New York City is home to more than 200,000 residents who are deaf and hard of hearing, and they almost never vote. It’s not for a lack of will, but rather because of inadequate access to information on voter registration and candidates, according to city officials. To address that gap, the city is launching its first-ever voter guide in American Sign Language, a long overdue measure to ensure that deaf and hard-of-hearing voters are able to participate in the city’s democratic process.
The New York City Campaign Finance Board, which releases voter guides for each election with information on the candidates and questions on the ballot, created the guide in collaboration with The Mayor’s Office for People with Disabilities (MOPD), the city’s DemocracyNYC office, and advocates from the deaf community. It will be released on Thursday.
“We were trying to figure out a way to provide this information to the deaf and hard-of-hearing community in their native language,” said MOPD’s Tony Wooden Jr., at a Wednesday presentation provided to Gotham Gazette at the agency’s office in downtown Manhattan. Wooden Jr. is project supervisor of ASL Direct, a video-calling assistance line that MOPD runs for deaf and hard-of-hearing New Yorkers.
The ASL voter guide complements the Campaign Finance Board’s current work by including an ASL interpreter in videos where candidates running for local office introduce themselves to voters. Keeping in mind the diversity in the deaf and hard-of-hearing population, the video guide does not include captions and employs a deaf interpreter who can reach a broader audience. “A lot of times, when you’re watching something on TV, you can usually turn on closed captions and read the words. But in the deaf community, you have to keep in mind that English is not the first language, American Sign Language is,” said Wooden Jr.
Dennis Martinez, a deaf services advocate at Harlem Independent Living Center, worked with the city on the voter guide project. “This is the first time we’ve ever had access to candidate information for the deaf community,” Martinez, who is deaf, said through an interpreter. “And up until this point, there’s been no efforts made by other spaces as well, that I know of. So this has been wonderful in terms of advocating for deaf rights in our city as well as getting information out to people who are voters.”
“The way she’s signing as a deaf interpreter is appropriate for deaf people of all different backgrounds and levels of skill and language skill level,” Martinez said watching the voter guide interpreter. “Because she’s expanding the concepts more than just interpreting the words.”

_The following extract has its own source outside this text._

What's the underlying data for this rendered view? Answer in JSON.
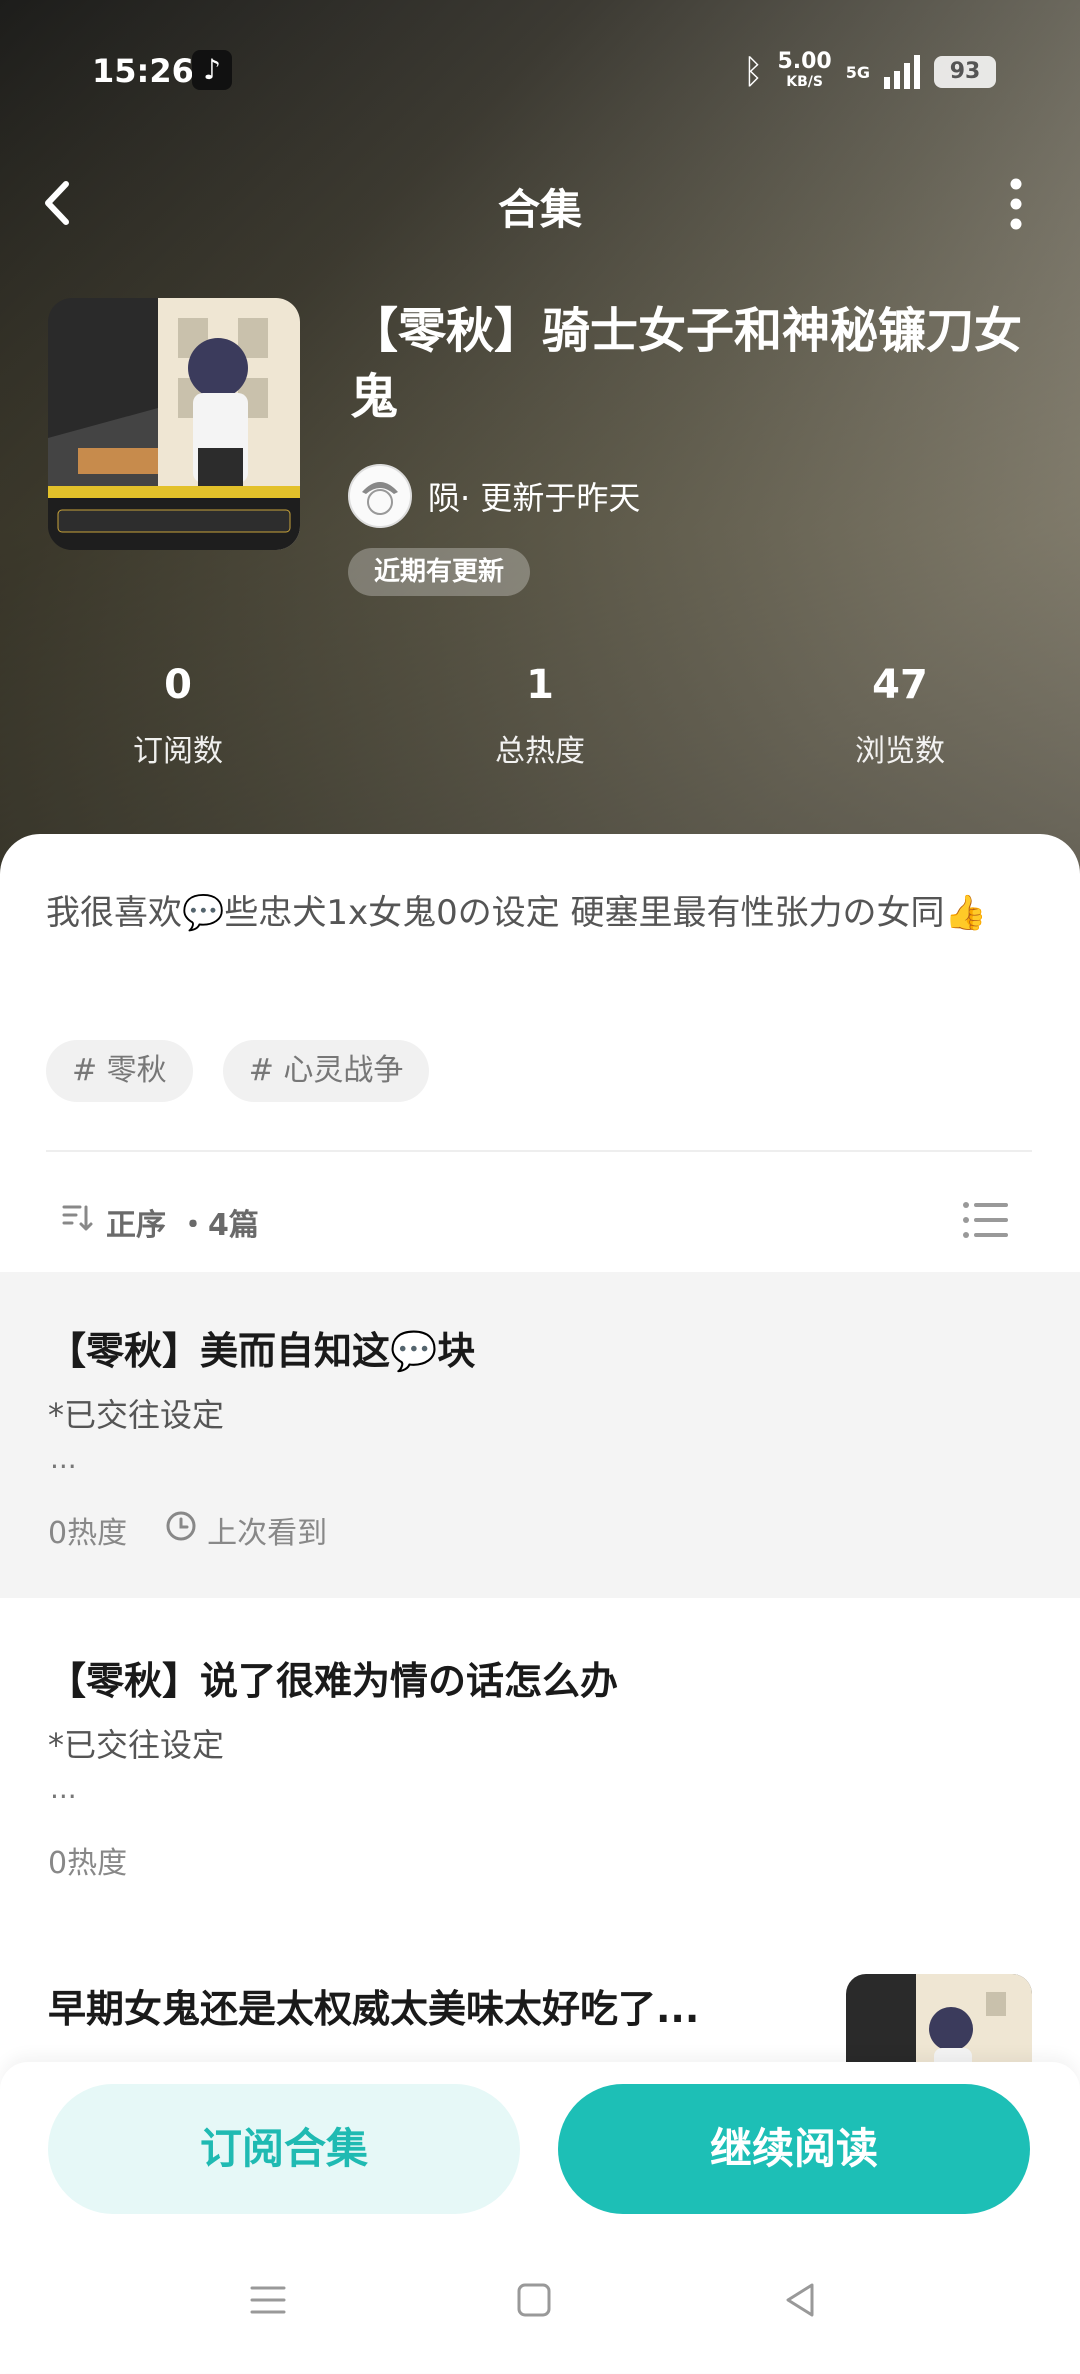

The guide is the latest effort by Mayor Bill de Blasio’s administration to expand access to voting and voter turnout through the recently-launched DemocracyNYC initiative. One of its goals has been to provide more poll-site services to people with disabilities. Nisha Agarwal, senior advisor to the Office of the Deputy Mayor for Strategic Policy Initiatives, which runs the initiative, said they are working on helping people with disabilities reach the polls and on providing ballot marker devices. They’ll push the new guide out through advocacy groups and all community events being hosted by the CFB, MOPD, and DemocracyNYC. “We will put it in anything that makes sense,” Agarwal said.
Officials stressed this year’s guide is a pilot. “We want to work on improving this,” said Agarwal, who was at Wednesday’s presentation along with Matt Sollars, CFB’s director of public relations.
On that front, Agarwal said this year’s passage of early voting by the state Legislature was welcome news. Sollars said it would help reduce lines at polling site on Election Day, particularly during next year’s presidential election, and will particularly help facilitate voting by the deaf community. “Now you have a lot more time to get to the polls when it’s convenient for you, which I would imagine is really important to this community,” Sollars said. “It’s going to be a game changer on access for everybody, but particularly for the deaf and hard-of-hearing community.”
With the launch of the ASL voter guide on Thursday, the city is also hoping to drive deaf voters to register before the October 11 deadline for the general election, for which early voting will begin on October 26. Election Day this year is Tuesday, November 5. Martinez said HILC is looking to set up a voting workshop, to encourage registration as well as instruct deaf voters on absentee voting (the deadline for postmarking absentee ballots for the general election is October 29).
In the next citywide election, in 2021, the CFB will have its work cut out for it and Sollars said the pilot ASL guide will teach them valuable lessons. “We have 500 candidates that we’re expecting to register with us for the 2021 elections,” he said. “So it will be a big task to produce the interpretations…This was great, we learned a lot, and we’re going to be able to take those lessons into production in 2021.